This isn't a slam on 'Adult' authors for trying to write teen fiction, I love it when they do. If I enjoy their book I'll check out their other books for adults. Just please make a story that has a beginning, middle, end. Over one book, over four, I don't really care (though Adult authors, if you're listening, I'd love to see some stand-alone teen books from you). But when all you put in is hook, hook, hook and never bother to conclude, I start to lose my faith in you.

So I have to ask this. As a reader, am I being selfish? Is it acceptable for an author to give you a set of books that are probably never going to conclude? Or is it because I am spoilt by the huge number of books in the teen market at the moment?


  1. I agree with you completely! I don't like a series format that leaves you continuously with more questions than answers : books are different than tv series, there can be so much time between two books! I didn't notice if it's a phenomenon that's more true of "Adult authors" than the usual YA authors, though.

  2. I don't like never-ending series. I used to read those when I was younger, and they just kept going and going... Most of those books were self-contained, which almost seemed to make it worse; I got the feeling that they were only being churned out to make money, often at the expense of the writing or a decent plot. One of the reasons why I started reading the Harry Potter series was that I knew there were only going to be seven books. There was an end in sight, so I knew that there would be some resolution to most of the plot points. Had J.K. Rowling said, at some point, "I think I'm going to write another Harry Potter book... so who knows how long this series will go?", I would have abandoned it.

  3. I have started so many series, I am wary of starting more...

  4. love your blog. i love connecting with other reviewers, readers, and writers. i'm following you now. you should visit/follow mine. i have all things books...
    nice seeing you.

  5. I totally agree completely! It's nice having a series of books if they are planned and there is only a few in the series. Another culprit for this is Lemony Snicket with the Unfortunate Events series. Usually, if I start a series it puts pressure on me to read the whole thing, even if I don't want to. Fabulous post!

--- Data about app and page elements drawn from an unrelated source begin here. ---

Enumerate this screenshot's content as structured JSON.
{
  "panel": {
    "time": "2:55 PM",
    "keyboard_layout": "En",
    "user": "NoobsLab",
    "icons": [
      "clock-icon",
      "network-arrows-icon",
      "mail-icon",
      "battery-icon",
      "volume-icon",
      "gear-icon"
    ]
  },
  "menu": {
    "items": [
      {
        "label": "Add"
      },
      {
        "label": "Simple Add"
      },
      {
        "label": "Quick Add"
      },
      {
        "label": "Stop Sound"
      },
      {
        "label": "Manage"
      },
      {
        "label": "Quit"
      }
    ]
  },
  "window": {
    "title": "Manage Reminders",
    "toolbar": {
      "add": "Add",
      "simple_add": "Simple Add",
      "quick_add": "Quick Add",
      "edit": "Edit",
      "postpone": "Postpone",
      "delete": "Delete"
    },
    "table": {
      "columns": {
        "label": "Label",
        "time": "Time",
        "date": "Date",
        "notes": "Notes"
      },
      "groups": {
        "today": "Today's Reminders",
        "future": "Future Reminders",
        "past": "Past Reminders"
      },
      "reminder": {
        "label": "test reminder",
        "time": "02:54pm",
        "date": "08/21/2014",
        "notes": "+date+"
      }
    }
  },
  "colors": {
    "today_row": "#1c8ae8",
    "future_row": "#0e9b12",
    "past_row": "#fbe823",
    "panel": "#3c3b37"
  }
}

  6. Thankyou. I prefer books in a series to be able to stand alone. I like the connected-ness of it all, but when the each just feel like a chapter in a long winding tale its frustrating.